▶ [TASK STATEMENT]: Bring together every line in the data that includes "title".

▶ [RECORDS SUPPLIED]:
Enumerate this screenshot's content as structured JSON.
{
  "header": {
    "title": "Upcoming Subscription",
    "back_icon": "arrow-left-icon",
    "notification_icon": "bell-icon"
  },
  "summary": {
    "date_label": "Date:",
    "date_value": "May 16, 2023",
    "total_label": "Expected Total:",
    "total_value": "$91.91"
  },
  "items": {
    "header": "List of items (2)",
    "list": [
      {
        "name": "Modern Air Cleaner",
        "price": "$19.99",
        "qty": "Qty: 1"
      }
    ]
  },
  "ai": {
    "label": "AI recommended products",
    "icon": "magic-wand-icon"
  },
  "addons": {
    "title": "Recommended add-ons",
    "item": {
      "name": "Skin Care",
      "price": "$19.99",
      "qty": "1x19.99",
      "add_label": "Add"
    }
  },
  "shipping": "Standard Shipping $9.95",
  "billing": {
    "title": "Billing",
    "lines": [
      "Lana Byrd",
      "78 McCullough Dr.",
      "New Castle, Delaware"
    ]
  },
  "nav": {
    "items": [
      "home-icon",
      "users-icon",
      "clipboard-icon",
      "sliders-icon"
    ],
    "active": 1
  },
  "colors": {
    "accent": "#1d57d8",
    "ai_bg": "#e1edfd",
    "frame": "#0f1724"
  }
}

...

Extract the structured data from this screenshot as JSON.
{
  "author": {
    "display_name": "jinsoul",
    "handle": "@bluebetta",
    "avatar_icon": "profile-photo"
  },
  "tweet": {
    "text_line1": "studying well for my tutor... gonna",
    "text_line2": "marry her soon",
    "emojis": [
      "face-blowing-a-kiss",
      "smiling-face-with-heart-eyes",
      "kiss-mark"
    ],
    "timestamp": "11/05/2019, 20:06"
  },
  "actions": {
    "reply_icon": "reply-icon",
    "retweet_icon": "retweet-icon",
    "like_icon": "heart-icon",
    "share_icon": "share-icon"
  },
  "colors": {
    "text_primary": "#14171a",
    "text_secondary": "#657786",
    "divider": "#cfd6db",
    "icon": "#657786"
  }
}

▶ [FINISHED TASK]:
    "title": "Upcoming Subscription",
    "title": "Recommended add-ons",
    "title": "Billing",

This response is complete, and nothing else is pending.